WASHINGTON, DC-- The global financial crisis is fundamentally reordering U.S. domestic politics, with wide-ranging foreign policy implications. For starters, the crisis will likely increase pressure for the United States to withdraw from Iraq, for two different reasons. First, the government will be far deeper in debt next year than almost anyone imagined a year ago, creating a political environment in which spending billions a month in Iraq is increasingly untenable. Second, the financial crisis helped touch off this fall's Democratic landslide, producing a White House and Congress more committed to withdrawal from Iraq than their predecessors. In both direct and indirect ways, therefore, the economic environment is making a speedy drawdown of U.S. troops more likely.
The financial crisis has also forced President-elect Barack Obama to temper an earlier pledge to increase U.S. foreign development aid. For much of the presidential campaign, this seemed like a signature element of his proposed foreign policy strategy, an effort to recast the Bush administration's freedom agenda as an agenda for economic dignity and justice. Such an effort would have fit well within the modern American liberal foreign policy tradition, which has historically seen government-led anti-poverty efforts as essential to stabilizing and promoting democracy, from Harry Truman's Marshall Plan to John F. Kennedy's Alliance for Progress. Given the strong interest in such efforts among European leaders like British Prime Minister Gordon Brown and French President Nicholas Sarkozy (and particularly his foreign minister, Bernard Kouchner), development aid might have become one of the defining foreign policy issues of the coming years, and an important new element of the struggle against jihadist terrorism. But right now, at least, it looks like a potential casualty of the financial crisis.
"The crisis may produce even greater skepticism toward globalization, which manifests itself in growing protectionism and anti-immigrant sentiment."
The financial crisis may also complicate another Obama desire: to improve America's reputation abroad. Polling already suggests that many around the world blame the United States for the global economic crisis, which has further intensified international hostility to U.S.-style unfettered capitalism. In the long run, perhaps, the trend toward more regulation by Washington-and an economic model that looks more like the one that existed in the United States in the middle of the twentieth century-will actually improve America's reputation. But in the short term, Obama's efforts to alleviate anti-Americanism may be undermined as the financial crisis offers the world yet another reason to resent U.S. influence.

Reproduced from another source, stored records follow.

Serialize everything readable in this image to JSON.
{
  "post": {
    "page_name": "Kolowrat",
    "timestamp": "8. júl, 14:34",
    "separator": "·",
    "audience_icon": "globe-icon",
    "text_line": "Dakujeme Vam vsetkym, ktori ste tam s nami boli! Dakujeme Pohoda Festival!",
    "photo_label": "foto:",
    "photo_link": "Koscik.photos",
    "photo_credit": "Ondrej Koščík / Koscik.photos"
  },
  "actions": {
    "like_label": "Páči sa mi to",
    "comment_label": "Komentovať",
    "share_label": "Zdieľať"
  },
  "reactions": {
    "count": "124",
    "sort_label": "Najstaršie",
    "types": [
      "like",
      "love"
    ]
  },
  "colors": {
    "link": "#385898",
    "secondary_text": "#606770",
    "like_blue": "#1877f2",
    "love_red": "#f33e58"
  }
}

Finally, if the financial crisis is shaping the way the world sees America, it may also shape the way Americans see the world. For many foreign policy and economic elites, the crisis has shown that in a globalized economy, preventing financial contagion requires greater economic coordination between nations, and perhaps even global financial rules enforced by stronger international institutions. Average Americans, however, may learn the opposite lesson. The crisis may produce even greater skepticism toward globalization, which manifests itself in growing trade protectionism and anti-immigrant sentiment. There may be an interesting parallel to the 1930s, when isolationism and protectionism grew among the general public, but elites also began to recognize the importance of international economic coordination. This recognition eventually led to the creation of the International Monetary Fund, the World Bank, and the General Agreement on Tariffs and Trade, but only after a world war. Perhaps this time as well, a financial crisis will ultimately produce farsighted U.S. foreign policy. But for the time being, it seems likely to make U.S. foreign policy considerably more difficult during what was already an extremely difficult time.